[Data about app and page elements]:
==============================
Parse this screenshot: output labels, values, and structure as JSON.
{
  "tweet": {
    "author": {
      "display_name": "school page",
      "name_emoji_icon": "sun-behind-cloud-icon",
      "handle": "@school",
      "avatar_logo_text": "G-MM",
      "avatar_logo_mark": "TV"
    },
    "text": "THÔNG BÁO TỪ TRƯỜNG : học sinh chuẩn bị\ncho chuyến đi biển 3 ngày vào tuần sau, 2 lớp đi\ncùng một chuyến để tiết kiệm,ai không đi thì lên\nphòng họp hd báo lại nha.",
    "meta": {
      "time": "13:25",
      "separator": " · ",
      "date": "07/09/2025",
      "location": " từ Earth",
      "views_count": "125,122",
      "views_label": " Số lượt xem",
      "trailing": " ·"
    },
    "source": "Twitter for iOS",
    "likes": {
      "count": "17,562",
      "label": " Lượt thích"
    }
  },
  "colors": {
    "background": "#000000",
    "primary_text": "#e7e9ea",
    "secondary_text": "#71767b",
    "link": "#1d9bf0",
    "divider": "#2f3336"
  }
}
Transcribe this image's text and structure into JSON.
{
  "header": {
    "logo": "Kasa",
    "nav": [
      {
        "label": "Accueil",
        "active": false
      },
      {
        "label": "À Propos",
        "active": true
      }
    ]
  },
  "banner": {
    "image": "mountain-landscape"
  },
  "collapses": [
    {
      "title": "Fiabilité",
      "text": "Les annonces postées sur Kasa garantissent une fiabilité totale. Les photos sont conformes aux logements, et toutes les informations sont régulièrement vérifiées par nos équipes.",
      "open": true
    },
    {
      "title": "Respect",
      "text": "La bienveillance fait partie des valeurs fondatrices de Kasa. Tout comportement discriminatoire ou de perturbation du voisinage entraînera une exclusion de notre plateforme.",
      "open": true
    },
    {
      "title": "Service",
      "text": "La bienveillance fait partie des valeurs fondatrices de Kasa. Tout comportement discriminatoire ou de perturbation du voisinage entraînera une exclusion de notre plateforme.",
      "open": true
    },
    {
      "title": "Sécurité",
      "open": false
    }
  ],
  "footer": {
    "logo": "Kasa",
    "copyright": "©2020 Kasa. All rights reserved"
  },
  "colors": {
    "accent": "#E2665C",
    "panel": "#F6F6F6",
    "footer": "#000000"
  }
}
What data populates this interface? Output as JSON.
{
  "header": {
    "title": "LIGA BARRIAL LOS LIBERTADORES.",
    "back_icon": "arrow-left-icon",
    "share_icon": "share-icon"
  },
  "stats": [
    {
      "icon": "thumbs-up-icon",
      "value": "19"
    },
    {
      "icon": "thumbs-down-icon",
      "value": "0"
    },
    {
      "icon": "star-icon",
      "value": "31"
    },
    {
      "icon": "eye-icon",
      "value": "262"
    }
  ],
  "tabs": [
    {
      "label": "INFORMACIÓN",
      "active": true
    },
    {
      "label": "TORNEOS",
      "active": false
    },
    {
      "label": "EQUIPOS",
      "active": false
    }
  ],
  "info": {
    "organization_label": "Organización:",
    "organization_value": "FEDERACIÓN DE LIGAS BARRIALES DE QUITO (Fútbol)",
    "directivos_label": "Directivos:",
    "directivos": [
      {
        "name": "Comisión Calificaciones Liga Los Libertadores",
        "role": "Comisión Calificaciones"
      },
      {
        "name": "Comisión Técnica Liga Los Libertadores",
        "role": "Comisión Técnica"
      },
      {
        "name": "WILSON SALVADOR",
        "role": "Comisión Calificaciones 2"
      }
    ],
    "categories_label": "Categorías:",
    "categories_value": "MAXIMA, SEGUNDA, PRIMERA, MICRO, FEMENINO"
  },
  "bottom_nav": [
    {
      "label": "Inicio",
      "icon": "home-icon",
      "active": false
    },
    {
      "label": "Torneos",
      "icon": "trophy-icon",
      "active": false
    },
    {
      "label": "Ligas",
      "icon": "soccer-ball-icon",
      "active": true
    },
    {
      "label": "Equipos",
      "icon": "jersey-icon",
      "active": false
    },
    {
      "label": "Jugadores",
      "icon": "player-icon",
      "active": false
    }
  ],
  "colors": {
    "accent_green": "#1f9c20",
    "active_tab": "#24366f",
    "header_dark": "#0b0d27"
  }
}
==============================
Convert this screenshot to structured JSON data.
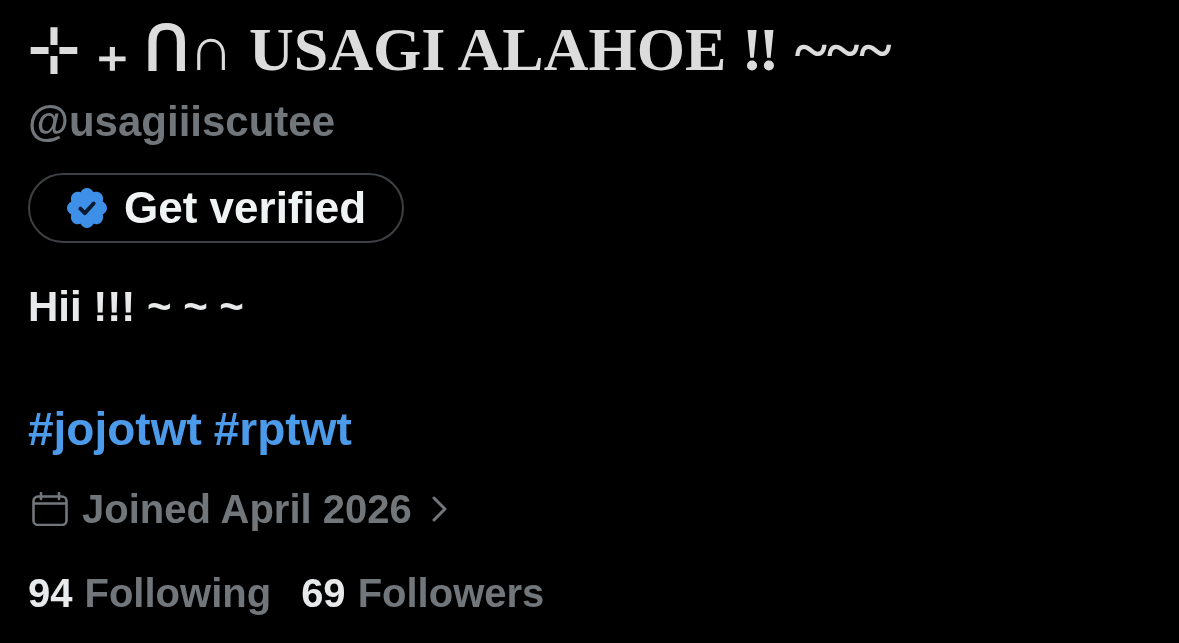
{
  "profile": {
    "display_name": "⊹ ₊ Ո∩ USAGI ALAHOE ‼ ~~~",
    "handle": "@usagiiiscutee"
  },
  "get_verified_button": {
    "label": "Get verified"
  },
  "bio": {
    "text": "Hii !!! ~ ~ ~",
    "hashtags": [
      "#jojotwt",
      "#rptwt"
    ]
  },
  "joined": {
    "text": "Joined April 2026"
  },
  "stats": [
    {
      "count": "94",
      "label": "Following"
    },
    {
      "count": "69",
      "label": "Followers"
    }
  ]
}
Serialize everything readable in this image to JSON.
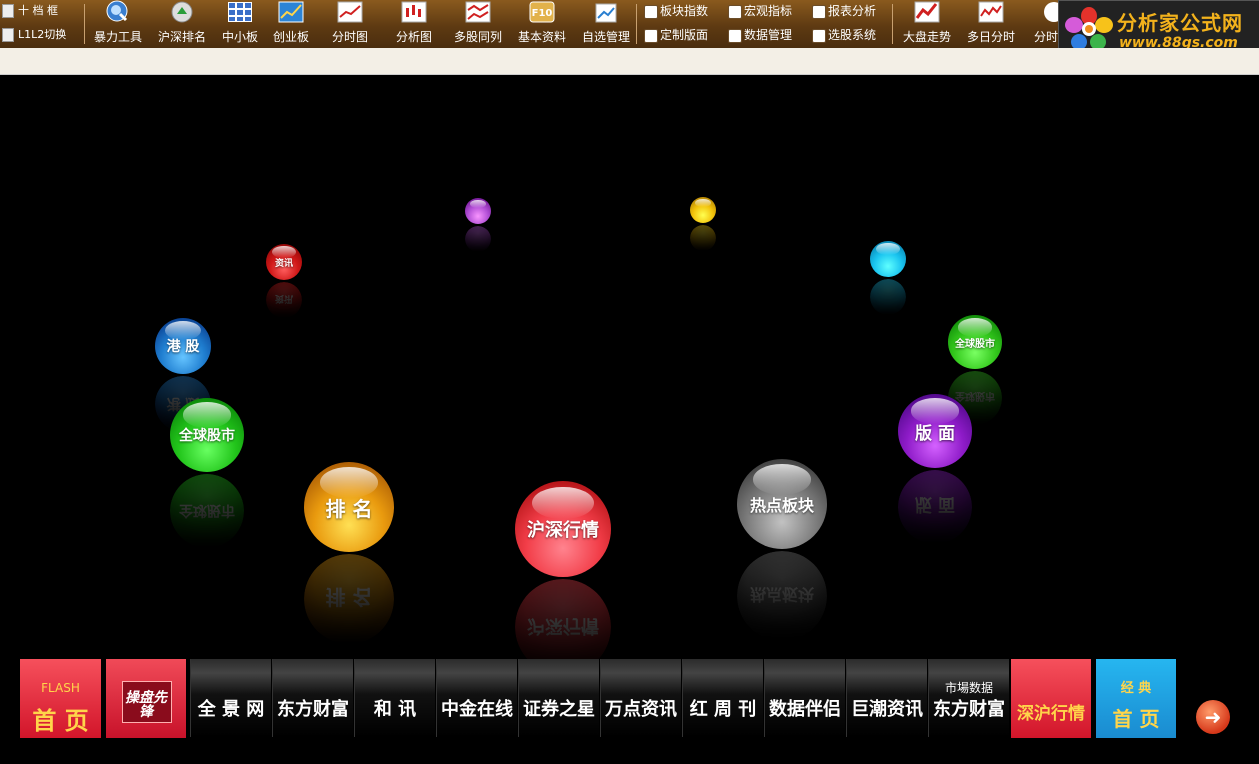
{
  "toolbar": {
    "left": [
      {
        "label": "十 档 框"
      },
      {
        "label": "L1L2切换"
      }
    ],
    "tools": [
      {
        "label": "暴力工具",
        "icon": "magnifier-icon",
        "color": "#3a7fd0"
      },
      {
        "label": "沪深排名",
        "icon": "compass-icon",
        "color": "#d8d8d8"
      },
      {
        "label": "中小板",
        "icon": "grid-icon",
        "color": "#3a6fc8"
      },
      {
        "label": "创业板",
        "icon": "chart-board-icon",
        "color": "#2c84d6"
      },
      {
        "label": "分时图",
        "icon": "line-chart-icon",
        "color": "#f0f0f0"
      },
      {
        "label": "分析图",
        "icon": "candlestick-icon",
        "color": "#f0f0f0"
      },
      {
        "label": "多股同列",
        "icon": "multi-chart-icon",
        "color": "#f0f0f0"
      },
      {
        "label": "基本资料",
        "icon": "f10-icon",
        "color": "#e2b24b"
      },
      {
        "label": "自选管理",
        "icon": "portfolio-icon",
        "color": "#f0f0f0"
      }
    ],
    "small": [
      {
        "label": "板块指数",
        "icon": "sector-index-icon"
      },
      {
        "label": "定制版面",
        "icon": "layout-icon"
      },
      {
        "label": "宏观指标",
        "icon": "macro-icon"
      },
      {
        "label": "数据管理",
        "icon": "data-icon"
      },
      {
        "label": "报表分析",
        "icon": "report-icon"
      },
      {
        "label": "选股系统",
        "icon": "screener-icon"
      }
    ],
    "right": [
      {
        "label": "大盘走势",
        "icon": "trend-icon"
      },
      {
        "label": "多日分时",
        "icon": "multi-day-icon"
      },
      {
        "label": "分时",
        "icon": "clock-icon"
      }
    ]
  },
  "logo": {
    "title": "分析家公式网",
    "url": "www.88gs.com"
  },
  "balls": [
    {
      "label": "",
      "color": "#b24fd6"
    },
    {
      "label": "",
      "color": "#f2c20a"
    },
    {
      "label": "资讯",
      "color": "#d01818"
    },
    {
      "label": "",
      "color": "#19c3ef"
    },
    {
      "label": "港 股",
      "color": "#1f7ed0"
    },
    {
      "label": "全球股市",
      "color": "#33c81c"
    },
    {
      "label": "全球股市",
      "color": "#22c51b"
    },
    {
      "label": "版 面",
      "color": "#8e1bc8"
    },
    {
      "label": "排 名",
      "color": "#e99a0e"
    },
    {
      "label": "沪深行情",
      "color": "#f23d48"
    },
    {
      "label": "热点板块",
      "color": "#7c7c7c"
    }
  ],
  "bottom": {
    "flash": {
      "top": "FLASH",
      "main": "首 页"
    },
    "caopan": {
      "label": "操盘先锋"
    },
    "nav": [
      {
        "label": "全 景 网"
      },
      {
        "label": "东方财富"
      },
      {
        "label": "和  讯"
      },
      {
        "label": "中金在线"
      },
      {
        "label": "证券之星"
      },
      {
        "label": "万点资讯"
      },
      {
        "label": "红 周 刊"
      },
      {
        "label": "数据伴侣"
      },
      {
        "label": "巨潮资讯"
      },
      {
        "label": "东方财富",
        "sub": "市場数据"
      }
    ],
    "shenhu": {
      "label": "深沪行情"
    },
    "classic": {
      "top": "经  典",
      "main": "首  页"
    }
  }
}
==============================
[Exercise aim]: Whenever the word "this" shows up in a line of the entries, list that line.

[Finished task]:
Parse this screenshot: output labels, values, and structure as JSON.
Transcribe this image's text and structure into JSON.
What data populates this interface? Output as JSON.
Convert this screenshot to structured JSON data.
Serialize everything readable in this image to JSON.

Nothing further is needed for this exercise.